Tommy Chong and the comic's son were sued Monday by a licensing company that alleges the pair cut them out of the profits generated from a marketing plan the plaintiffs established to sell marijuana products and accessories.
Evergreen Licensing LLC and its founder, Brian Vecchio, name Tommy and Paris Chong as defendants in the Los Angeles Superior Court lawsuit, along with Jon-Paul Cowen, described in the complaint as a business associate of the Chongs.
Representatives for the defendants could not be immediately reached for comment on the suit.
The complaint seeks unspecified damages on allegations of breach of contract, fraud and unjust enrichment.
Chong was chosen to help market the Evergreen project because he is a "well-known and longtime proponent of the legalization and responsible use of cannibis," the suit states.
But after three years of development and spending $1 million on the project, Chong and Cowen conspired to "take it all away, even hacking into Evergreen's Gmail account in order to misappropriate social media sites that plaintiffs created for the project," according to the suit, which alleges that the defendants "cut plaintiffs entirely out of the picture, the project and the revenue and profits the project was going to generate and is generating."
Although Chong "cultivated the public image of a trustworthy, pot- smoking, laid back, good guy," the plaintiffs found out "to their chagrin and injury ... that he was anything but that type individual in his business dealings with them," the suit says.

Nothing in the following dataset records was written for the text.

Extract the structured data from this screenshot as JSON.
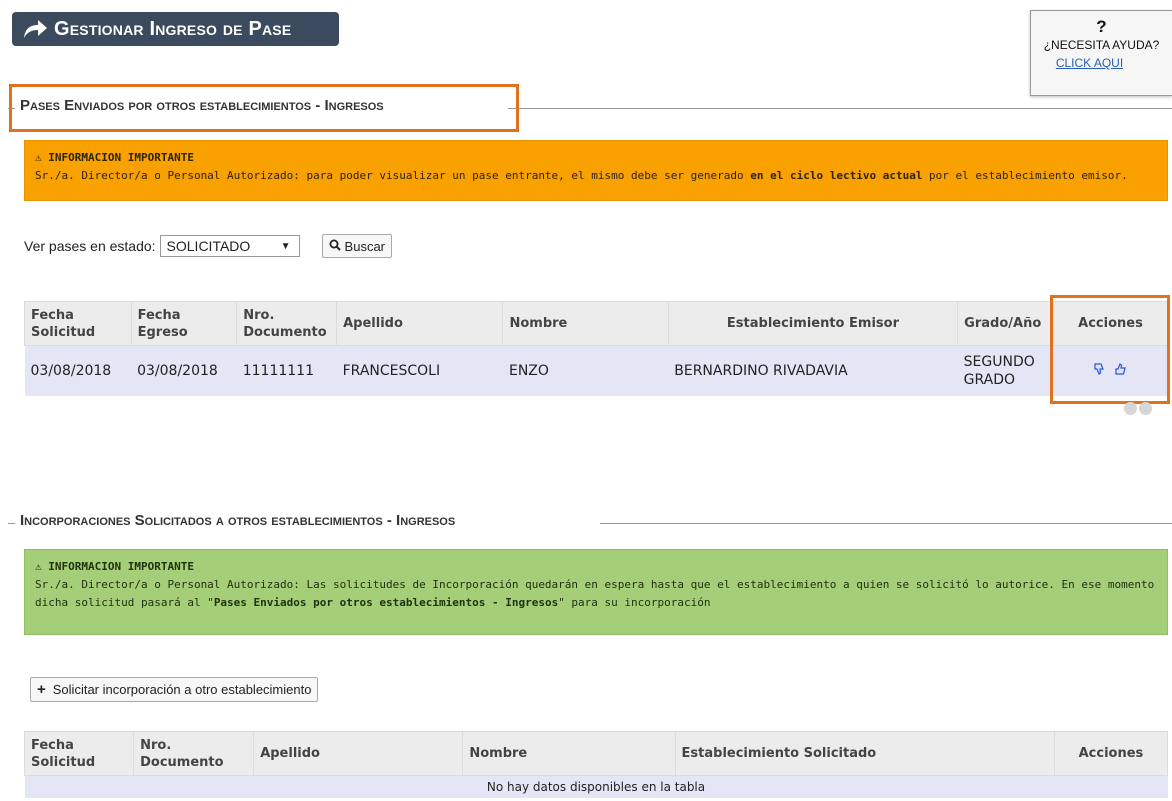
{
  "header": {
    "title": "Gestionar Ingreso de Pase"
  },
  "help": {
    "icon": "question-icon",
    "question": "?",
    "text": "¿NECESITA AYUDA?",
    "link": "CLICK AQUI"
  },
  "section1": {
    "legend": "Pases Enviados por otros establecimientos - Ingresos",
    "alert": {
      "header": "⚠ INFORMACION IMPORTANTE",
      "text_before": "Sr./a. Director/a o Personal Autorizado: para poder visualizar un pase entrante, el mismo debe ser generado ",
      "text_bold": "en el ciclo lectivo actual",
      "text_after": " por el establecimiento emisor.",
      "color": "#f8a100"
    },
    "filter": {
      "label": "Ver pases en estado:",
      "selected": "SOLICITADO",
      "search_label": "Buscar"
    },
    "table": {
      "headers": [
        "Fecha Solicitud",
        "Fecha Egreso",
        "Nro. Documento",
        "Apellido",
        "Nombre",
        "Establecimiento Emisor",
        "Grado/Año",
        "Acciones"
      ],
      "rows": [
        {
          "fecha_solicitud": "03/08/2018",
          "fecha_egreso": "03/08/2018",
          "documento": "11111111",
          "apellido": "FRANCESCOLI",
          "nombre": "ENZO",
          "establecimiento": "BERNARDINO RIVADAVIA",
          "grado": "SEGUNDO GRADO",
          "actions": [
            "thumbs-down-icon",
            "thumbs-up-icon"
          ]
        }
      ]
    }
  },
  "section2": {
    "legend": "Incorporaciones Solicitados a otros establecimientos - Ingresos",
    "alert": {
      "header": "⚠ INFORMACION IMPORTANTE",
      "text_before": "Sr./a. Director/a o Personal Autorizado: Las solicitudes de Incorporación quedarán en espera hasta que el establecimiento a quien se solicitó lo autorice. En ese momento dicha solicitud pasará al \"",
      "text_bold": "Pases Enviados por otros establecimientos - Ingresos",
      "text_after": "\" para su incorporación",
      "color": "#a4cf78"
    },
    "button": "Solicitar incorporación a otro establecimiento",
    "table": {
      "headers": [
        "Fecha Solicitud",
        "Nro. Documento",
        "Apellido",
        "Nombre",
        "Establecimiento Solicitado",
        "Acciones"
      ],
      "empty": "No hay datos disponibles en la tabla"
    }
  }
}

The 79-year-old Chong co-starred with Cheech Marin in the 1978 film "Up in Smoke," which is credited with establishing the stoner comedy genre.